- TO DO -
Every record that follows needs to be written out again, exactly.

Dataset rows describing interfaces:
--
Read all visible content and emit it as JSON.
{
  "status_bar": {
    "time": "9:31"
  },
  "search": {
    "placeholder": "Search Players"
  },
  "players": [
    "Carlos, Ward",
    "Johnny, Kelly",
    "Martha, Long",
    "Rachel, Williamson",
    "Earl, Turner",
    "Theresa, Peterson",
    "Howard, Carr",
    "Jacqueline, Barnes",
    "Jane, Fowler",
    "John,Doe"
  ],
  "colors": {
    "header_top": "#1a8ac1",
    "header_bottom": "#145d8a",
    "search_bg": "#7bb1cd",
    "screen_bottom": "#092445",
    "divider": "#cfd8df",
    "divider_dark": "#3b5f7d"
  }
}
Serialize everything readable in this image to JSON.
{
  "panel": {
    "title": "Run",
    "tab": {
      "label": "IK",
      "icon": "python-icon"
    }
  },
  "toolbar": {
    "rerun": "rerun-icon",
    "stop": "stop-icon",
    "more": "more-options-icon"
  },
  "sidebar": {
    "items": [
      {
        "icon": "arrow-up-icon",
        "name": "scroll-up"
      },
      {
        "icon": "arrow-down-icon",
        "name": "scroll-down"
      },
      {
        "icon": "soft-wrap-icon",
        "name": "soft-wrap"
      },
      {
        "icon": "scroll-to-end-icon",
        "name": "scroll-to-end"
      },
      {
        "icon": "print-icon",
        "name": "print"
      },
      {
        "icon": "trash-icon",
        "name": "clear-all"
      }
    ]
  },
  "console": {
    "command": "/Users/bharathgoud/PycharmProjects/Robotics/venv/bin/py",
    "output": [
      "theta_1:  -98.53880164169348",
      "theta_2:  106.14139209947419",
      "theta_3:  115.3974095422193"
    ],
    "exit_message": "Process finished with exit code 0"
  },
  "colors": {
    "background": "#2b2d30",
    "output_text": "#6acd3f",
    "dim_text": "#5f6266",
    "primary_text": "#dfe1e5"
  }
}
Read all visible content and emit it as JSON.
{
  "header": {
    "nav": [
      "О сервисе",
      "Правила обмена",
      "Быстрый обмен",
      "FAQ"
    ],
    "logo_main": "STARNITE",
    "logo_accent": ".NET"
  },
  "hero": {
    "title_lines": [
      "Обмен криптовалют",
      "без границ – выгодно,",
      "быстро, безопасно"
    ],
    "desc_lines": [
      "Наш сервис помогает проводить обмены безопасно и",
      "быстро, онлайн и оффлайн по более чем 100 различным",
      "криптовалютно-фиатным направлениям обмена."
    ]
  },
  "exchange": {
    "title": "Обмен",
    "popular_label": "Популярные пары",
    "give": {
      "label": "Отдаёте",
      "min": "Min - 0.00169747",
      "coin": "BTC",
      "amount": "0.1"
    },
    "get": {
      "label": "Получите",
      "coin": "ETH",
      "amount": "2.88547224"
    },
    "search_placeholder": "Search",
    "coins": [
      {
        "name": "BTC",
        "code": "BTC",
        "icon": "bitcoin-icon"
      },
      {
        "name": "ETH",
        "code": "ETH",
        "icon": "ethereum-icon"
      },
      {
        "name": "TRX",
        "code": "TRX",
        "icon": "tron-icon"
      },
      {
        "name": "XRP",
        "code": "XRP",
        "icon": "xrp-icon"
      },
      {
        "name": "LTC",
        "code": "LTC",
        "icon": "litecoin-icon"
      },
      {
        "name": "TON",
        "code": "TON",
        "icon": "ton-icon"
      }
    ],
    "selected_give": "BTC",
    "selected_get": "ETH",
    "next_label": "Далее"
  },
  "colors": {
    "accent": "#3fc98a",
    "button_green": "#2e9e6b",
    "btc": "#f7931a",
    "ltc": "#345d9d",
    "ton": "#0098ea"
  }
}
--
- THE COMPLETED TASK -
Read all visible content and emit it as JSON.
{
  "status_bar": {
    "time": "9:31"
  },
  "search": {
    "placeholder": "Search Players"
  },
  "players": [
    "Carlos, Ward",
    "Johnny, Kelly",
    "Martha, Long",
    "Rachel, Williamson",
    "Earl, Turner",
    "Theresa, Peterson",
    "Howard, Carr",
    "Jacqueline, Barnes",
    "Jane, Fowler",
    "John,Doe"
  ],
  "colors": {
    "header_top": "#1a8ac1",
    "header_bottom": "#145d8a",
    "search_bg": "#7bb1cd",
    "screen_bottom": "#092445",
    "divider": "#cfd8df",
    "divider_dark": "#3b5f7d"
  }
}
Serialize everything readable in this image to JSON.
{
  "panel": {
    "title": "Run",
    "tab": {
      "label": "IK",
      "icon": "python-icon"
    }
  },
  "toolbar": {
    "rerun": "rerun-icon",
    "stop": "stop-icon",
    "more": "more-options-icon"
  },
  "sidebar": {
    "items": [
      {
        "icon": "arrow-up-icon",
        "name": "scroll-up"
      },
      {
        "icon": "arrow-down-icon",
        "name": "scroll-down"
      },
      {
        "icon": "soft-wrap-icon",
        "name": "soft-wrap"
      },
      {
        "icon": "scroll-to-end-icon",
        "name": "scroll-to-end"
      },
      {
        "icon": "print-icon",
        "name": "print"
      },
      {
        "icon": "trash-icon",
        "name": "clear-all"
      }
    ]
  },
  "console": {
    "command": "/Users/bharathgoud/PycharmProjects/Robotics/venv/bin/py",
    "output": [
      "theta_1:  -98.53880164169348",
      "theta_2:  106.14139209947419",
      "theta_3:  115.3974095422193"
    ],
    "exit_message": "Process finished with exit code 0"
  },
  "colors": {
    "background": "#2b2d30",
    "output_text": "#6acd3f",
    "dim_text": "#5f6266",
    "primary_text": "#dfe1e5"
  }
}
Read all visible content and emit it as JSON.
{
  "header": {
    "nav": [
      "О сервисе",
      "Правила обмена",
      "Быстрый обмен",
      "FAQ"
    ],
    "logo_main": "STARNITE",
    "logo_accent": ".NET"
  },
  "hero": {
    "title_lines": [
      "Обмен криптовалют",
      "без границ – выгодно,",
      "быстро, безопасно"
    ],
    "desc_lines": [
      "Наш сервис помогает проводить обмены безопасно и",
      "быстро, онлайн и оффлайн по более чем 100 различным",
      "криптовалютно-фиатным направлениям обмена."
    ]
  },
  "exchange": {
    "title": "Обмен",
    "popular_label": "Популярные пары",
    "give": {
      "label": "Отдаёте",
      "min": "Min - 0.00169747",
      "coin": "BTC",
      "amount": "0.1"
    },
    "get": {
      "label": "Получите",
      "coin": "ETH",
      "amount": "2.88547224"
    },
    "search_placeholder": "Search",
    "coins": [
      {
        "name": "BTC",
        "code": "BTC",
        "icon": "bitcoin-icon"
      },
      {
        "name": "ETH",
        "code": "ETH",
        "icon": "ethereum-icon"
      },
      {
        "name": "TRX",
        "code": "TRX",
        "icon": "tron-icon"
      },
      {
        "name": "XRP",
        "code": "XRP",
        "icon": "xrp-icon"
      },
      {
        "name": "LTC",
        "code": "LTC",
        "icon": "litecoin-icon"
      },
      {
        "name": "TON",
        "code": "TON",
        "icon": "ton-icon"
      }
    ],
    "selected_give": "BTC",
    "selected_get": "ETH",
    "next_label": "Далее"
  },
  "colors": {
    "accent": "#3fc98a",
    "button_green": "#2e9e6b",
    "btc": "#f7931a",
    "ltc": "#345d9d",
    "ton": "#0098ea"
  }
}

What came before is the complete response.